Then we had to coördinate a time for her to interview me when I could position the mic correctly, AND my voice was working well, AND it was not the middle of the night for her (six-hour time difference between the eastern US and the UK). Which we did. (And because I live in a rural area without high-speed Internet, I wasn’t able to send her the file. I mailed a flash drive to my brother, and he sent her the file.)
Unfortunately when we made the recording, I was tired and not thinking very clearly. When I listened to my interview later I was embarrassed by how many “ums” there were and how many gaps in my speech when I was groping for words or forgetting what I was talking about. I forgot names of singers and bands that I had been thinking about before we spoke. I spoke in vague generalities about Gadget, whereas before I had been specific.
All in all, I was a bit worried about how I would sound, and I regretted agreeing to be interviewed, especially when I heard about some of the other guests, including one of the members of the Communards, and someone who was friends with Teddy Pendergrass. I thought, “Oh God, and here I am with my voice cracking about my dead dog.” I figured probably (hopefully) Maggie would just use a sentence or two of what I said.
Actually, when I listened to the program today, I thought it was beautiful. (I was also surprised by how much of my interviews she used!) I felt a real sense of fellowship with many of the other guests. Of course, because “Don’t Leave Me This Way” had been such a big hit in the gay community, and then took on special meaning with the ravages of AIDS, I was not surprised to hear about that part of its story. But I hadn’t known that Pendergrass had become disabled after he recorded the song, so there was a lot about disability and illness and living with loss. I think most people just think of it as a song that was originally a love song, which became a dance hit. But it’s a fierce dance hit. It mixes the sorrow and the joy, which was the flavor of the time of my coming out.
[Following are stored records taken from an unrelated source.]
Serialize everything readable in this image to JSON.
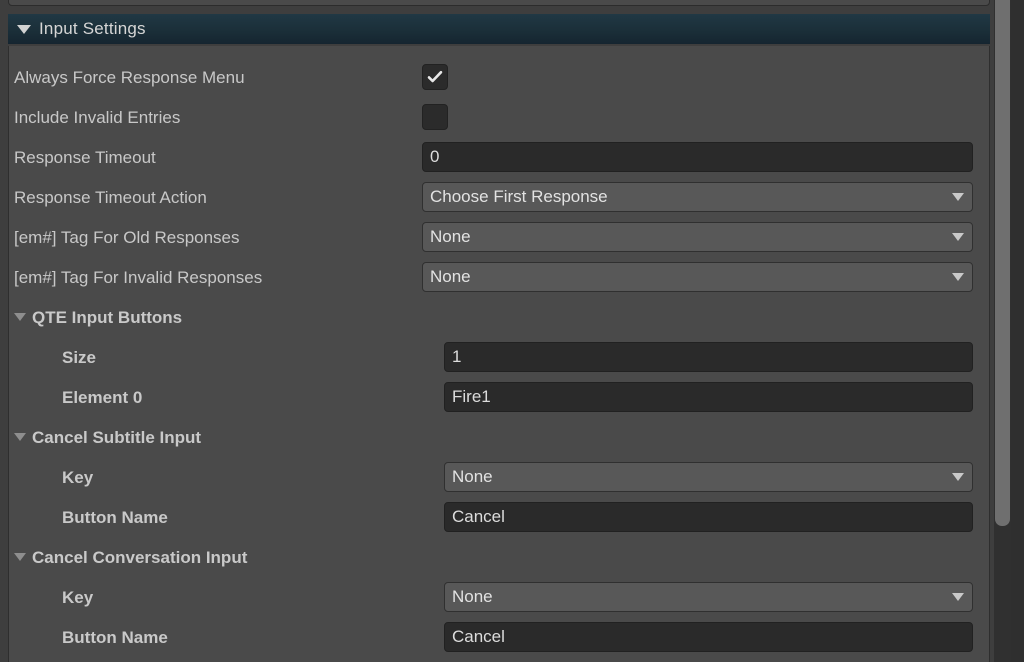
{
  "section": {
    "title": "Input Settings",
    "expanded": true,
    "foldout_icon": "triangle-down-icon"
  },
  "colors": {
    "header_bg": "#1b2f39",
    "panel_bg": "#4a4a4a",
    "window_bg": "#3e3e3e",
    "text": "#c8c8c8",
    "field_bg": "#2a2a2a",
    "dropdown_bg": "#585858",
    "scrollbar_thumb": "#6f6f6f"
  },
  "rows": [
    {
      "label": "Always Force Response Menu",
      "indent": 0,
      "bold": false,
      "control": "checkbox",
      "checked": true,
      "value": "true"
    },
    {
      "label": "Include Invalid Entries",
      "indent": 0,
      "bold": false,
      "control": "checkbox",
      "checked": false,
      "value": "false"
    },
    {
      "label": "Response Timeout",
      "indent": 0,
      "bold": false,
      "control": "textfield",
      "value": "0"
    },
    {
      "label": "Response Timeout Action",
      "indent": 0,
      "bold": false,
      "control": "dropdown",
      "value": "Choose First Response"
    },
    {
      "label": "[em#] Tag For Old Responses",
      "indent": 0,
      "bold": false,
      "control": "dropdown",
      "value": "None"
    },
    {
      "label": "[em#] Tag For Invalid Responses",
      "indent": 0,
      "bold": false,
      "control": "dropdown",
      "value": "None"
    },
    {
      "label": "QTE Input Buttons",
      "indent": 0,
      "bold": true,
      "control": "foldout",
      "expanded": true,
      "value": ""
    },
    {
      "label": "Size",
      "indent": 2,
      "bold": true,
      "control": "textfield",
      "value": "1"
    },
    {
      "label": "Element 0",
      "indent": 2,
      "bold": true,
      "control": "textfield",
      "value": "Fire1"
    },
    {
      "label": "Cancel Subtitle Input",
      "indent": 0,
      "bold": true,
      "control": "foldout",
      "expanded": true,
      "value": ""
    },
    {
      "label": "Key",
      "indent": 2,
      "bold": true,
      "control": "dropdown",
      "value": "None"
    },
    {
      "label": "Button Name",
      "indent": 2,
      "bold": true,
      "control": "textfield",
      "value": "Cancel"
    },
    {
      "label": "Cancel Conversation Input",
      "indent": 0,
      "bold": true,
      "control": "foldout",
      "expanded": true,
      "value": ""
    },
    {
      "label": "Key",
      "indent": 2,
      "bold": true,
      "control": "dropdown",
      "value": "None"
    },
    {
      "label": "Button Name",
      "indent": 2,
      "bold": true,
      "control": "textfield",
      "value": "Cancel"
    }
  ]
}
The other people’s stories are fascinating, and I thought there was a lot of insight in their remarks. And even though I did not have a smooth radio voice, by any means, Maggie and her crew did such an amazing job of editing the entire show, including my part, that I ended up being glad to be a part of it.
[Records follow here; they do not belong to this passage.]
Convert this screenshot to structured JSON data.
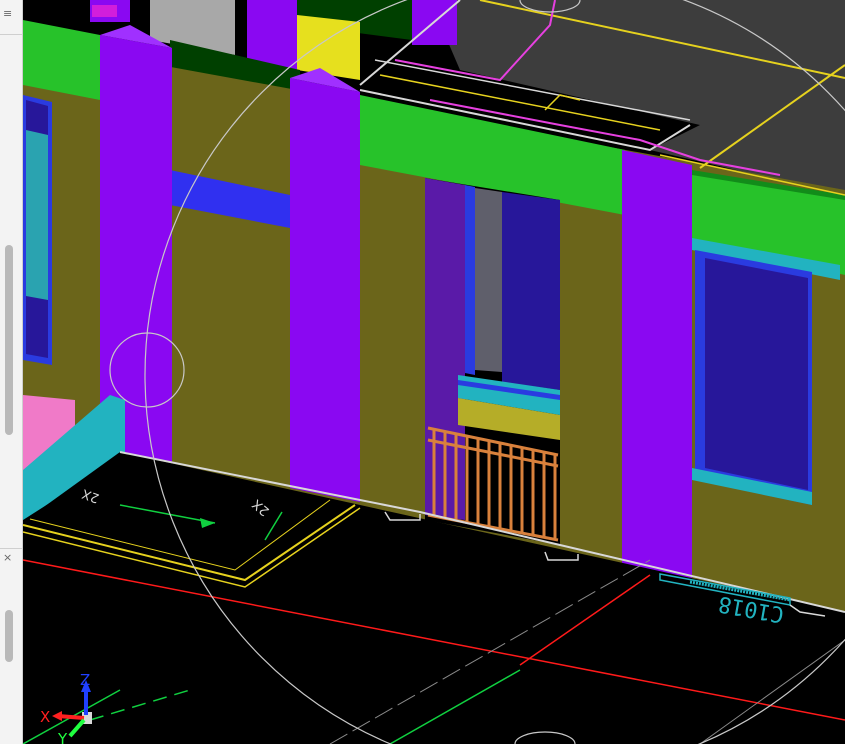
{
  "window": {
    "side_panel_glyph_top": "≡",
    "side_panel_close": "×"
  },
  "viewport": {
    "mode": "3D shaded",
    "room_tag": "C1018",
    "dim_label_left": "2X",
    "dim_label_right": "2X"
  },
  "ucs_icon": {
    "x_label": "X",
    "y_label": "Y",
    "z_label": "Z",
    "x_color": "#ff2020",
    "y_color": "#20ff40",
    "z_color": "#2040ff"
  },
  "colors": {
    "wall": "#6b651a",
    "column": "#8a08f2",
    "slab_edge": "#27c22a",
    "glass": "#27179a",
    "frame": "#2a3be0",
    "sill": "#22b3c0",
    "railing": "#d9813c",
    "floor_plan": "#000000"
  }
}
I’m hoping that other people who have lost a service dog who listen to it will feel some companionship and some solace, knowing they’re not the only one. It also reminded me why I sometimes feel frustrated with Barnum, because even though he is unbelievably sweet and lovable, he will never be the brilliant service dog that Gadget was. Barnum is a capable service dog, but he is not my arms and legs and voice, the way Gadget was. I’m okay with that now.
Please listen, and enjoy today’s edition of Soul Music about”Don’t Leave Me This Way.” And if you’re so inclined, drop me a line in the comments about what you think!
P.S. I inquired about a transcript of the show, but apparently the BBC is not providing them anymore. If I regain the use of my hands enough to be able to type again, I will try to create a transcript. But now it is just too many spoons to try to transcribe a half hour radio program using Dragon. If anyone else would like to transcribe it, please let me know. I really am sad that some of my readers and friends aren’t able to hear the show right now. I hope I can remedy that at some point.